New Turn’s Women in the 21st Century Conference was certainly a thought-provoking event, packed with talks and speakers that raised a whole barrage of issues, whilst also celebrating certain liberties and gains that have already been achieved. With talks ranging from work, sex, race, fashion and religion, the conference provided a forum for us millennials to reflect on what we think about ourselves as women, our society, and feminism in a broader, more general sense.
Yet whilst the conference certainly proved we have a lot to talk about in terms of 21st century women, it is easy to see that there is still so much more to talk about. The issue of sexual consent and lad culture was highlighted in ‘Feminism and Sex,’ but how effective is that talk, when given to a room with maybe 3 men in?
In the opening session, a speaker touched on the arguments around whether or not men should be able to come to women’s conferences, but little else was said on the matter; when surely the subject could’ve easily filled one of the sessions. Should these be safe, self-identifying women-only spaces? Or should we consider the role of men in women’s movements almost as pivotal as the role of women in women’s movements?

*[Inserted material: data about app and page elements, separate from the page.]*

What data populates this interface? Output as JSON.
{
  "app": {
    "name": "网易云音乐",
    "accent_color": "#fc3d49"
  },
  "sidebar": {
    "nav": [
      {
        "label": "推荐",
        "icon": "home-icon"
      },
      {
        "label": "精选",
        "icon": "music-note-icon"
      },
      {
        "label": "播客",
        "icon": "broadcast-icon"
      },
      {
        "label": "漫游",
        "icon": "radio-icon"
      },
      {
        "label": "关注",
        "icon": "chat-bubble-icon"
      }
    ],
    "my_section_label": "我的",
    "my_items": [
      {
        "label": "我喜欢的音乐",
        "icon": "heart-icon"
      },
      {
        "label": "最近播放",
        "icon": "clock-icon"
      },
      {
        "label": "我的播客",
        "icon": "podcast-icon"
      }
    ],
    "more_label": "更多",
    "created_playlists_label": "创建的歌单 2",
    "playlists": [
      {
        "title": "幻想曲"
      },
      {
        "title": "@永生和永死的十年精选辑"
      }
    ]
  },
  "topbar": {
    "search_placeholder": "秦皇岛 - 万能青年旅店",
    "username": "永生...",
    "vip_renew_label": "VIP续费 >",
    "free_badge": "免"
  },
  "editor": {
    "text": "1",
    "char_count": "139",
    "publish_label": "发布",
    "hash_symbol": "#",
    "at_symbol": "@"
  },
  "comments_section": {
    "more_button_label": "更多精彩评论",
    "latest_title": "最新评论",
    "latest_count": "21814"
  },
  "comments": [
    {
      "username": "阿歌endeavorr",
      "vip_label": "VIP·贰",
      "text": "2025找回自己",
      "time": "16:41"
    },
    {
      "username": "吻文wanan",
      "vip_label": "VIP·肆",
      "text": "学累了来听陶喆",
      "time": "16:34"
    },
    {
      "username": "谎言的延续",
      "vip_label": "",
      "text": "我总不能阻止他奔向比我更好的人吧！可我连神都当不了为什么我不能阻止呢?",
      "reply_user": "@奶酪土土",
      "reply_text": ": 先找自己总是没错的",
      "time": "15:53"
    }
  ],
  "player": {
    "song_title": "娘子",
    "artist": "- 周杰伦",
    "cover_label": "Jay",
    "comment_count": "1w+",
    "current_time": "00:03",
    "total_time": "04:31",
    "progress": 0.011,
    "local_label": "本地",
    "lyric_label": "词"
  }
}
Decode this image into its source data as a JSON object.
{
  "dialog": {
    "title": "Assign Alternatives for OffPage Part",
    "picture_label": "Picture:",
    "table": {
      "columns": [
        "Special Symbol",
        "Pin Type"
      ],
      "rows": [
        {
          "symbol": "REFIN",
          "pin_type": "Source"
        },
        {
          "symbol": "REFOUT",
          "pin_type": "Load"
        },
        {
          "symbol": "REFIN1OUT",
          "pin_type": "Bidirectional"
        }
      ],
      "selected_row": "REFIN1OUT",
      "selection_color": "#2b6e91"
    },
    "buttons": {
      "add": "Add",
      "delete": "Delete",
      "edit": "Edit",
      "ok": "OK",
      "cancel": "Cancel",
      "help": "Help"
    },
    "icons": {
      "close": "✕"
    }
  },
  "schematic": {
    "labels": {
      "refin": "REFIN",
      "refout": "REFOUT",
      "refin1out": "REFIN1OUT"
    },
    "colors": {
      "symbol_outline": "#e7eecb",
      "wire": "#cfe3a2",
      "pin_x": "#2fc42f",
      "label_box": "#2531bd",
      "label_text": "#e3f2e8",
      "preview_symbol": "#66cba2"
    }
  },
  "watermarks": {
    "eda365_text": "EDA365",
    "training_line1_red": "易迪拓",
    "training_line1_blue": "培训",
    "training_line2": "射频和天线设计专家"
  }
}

In terms of gender, our society is not as unbalanced or disparate as it once was, so are conferences like these, addressed specifically to gender, helping or hindering the women’s rights movement in general?
Beyond general “women and [social structures]” talks, there were also a range of sessions focusing on positive discrimination and breaking the glass ceiling, which tackled issues women face in certain workplaces. But why do we always focus on trying to get women into senior business/law/politics roles all the time? Why don’t we look at the reasons why women are drawn towards other industries? Or why only 25% of IT positions are held by women? Women make up a considerable proportion of the workplace, and as time goes on working conditions are improving, but why aren’t the conversations around it changing?
And with all this focus on the workplace and the political, there was little reflection on being a woman in a personal sense. Why was there no discussion on romance and relationships in relation to feminism? All the talks touched on topics such as women’s rights to be stay-at-home mums, to receive equal pay and to generally do whatever we want, but the limits of a 45-minute session was made evident, with similar points being remade and repackaged frequently, and standardised responses trotted out. It is important we recognise the changes that have happened, and are still happening to women in the 21st Century, but it is more important that we start to change the conversations around it.